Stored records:

-------------------------

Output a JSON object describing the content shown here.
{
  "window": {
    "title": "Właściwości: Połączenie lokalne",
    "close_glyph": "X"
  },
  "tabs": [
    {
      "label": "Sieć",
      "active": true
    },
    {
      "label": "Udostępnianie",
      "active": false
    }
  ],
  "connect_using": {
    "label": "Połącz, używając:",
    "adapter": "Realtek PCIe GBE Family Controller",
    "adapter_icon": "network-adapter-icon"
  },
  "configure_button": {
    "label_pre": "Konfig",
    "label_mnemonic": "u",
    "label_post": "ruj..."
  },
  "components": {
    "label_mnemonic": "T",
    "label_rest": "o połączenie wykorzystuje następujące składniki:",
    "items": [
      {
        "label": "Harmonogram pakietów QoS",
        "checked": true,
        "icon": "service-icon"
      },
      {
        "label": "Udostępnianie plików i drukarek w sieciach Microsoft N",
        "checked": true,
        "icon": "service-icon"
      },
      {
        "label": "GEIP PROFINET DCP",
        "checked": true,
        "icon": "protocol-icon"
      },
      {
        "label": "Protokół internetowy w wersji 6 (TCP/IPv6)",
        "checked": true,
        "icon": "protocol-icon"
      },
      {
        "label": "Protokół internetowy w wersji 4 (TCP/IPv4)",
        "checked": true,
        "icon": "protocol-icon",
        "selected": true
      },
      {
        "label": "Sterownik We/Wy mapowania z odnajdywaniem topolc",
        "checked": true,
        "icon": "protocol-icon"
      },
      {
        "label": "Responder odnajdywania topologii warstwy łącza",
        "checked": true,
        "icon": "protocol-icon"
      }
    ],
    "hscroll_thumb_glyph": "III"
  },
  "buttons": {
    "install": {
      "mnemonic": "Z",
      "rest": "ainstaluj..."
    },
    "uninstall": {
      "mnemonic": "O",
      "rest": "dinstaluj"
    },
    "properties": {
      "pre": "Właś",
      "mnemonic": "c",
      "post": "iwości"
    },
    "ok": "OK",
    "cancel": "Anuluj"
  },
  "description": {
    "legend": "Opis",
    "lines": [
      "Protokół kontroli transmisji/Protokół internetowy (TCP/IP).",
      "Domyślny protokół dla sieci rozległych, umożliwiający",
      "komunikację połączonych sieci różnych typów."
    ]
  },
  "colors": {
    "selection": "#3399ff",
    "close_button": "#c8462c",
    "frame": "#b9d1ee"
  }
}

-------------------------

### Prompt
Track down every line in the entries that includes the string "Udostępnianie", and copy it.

### Task solution
      "label": "Udostępnianie",
        "label": "Udostępnianie plików i drukarek w sieciach Microsoft N",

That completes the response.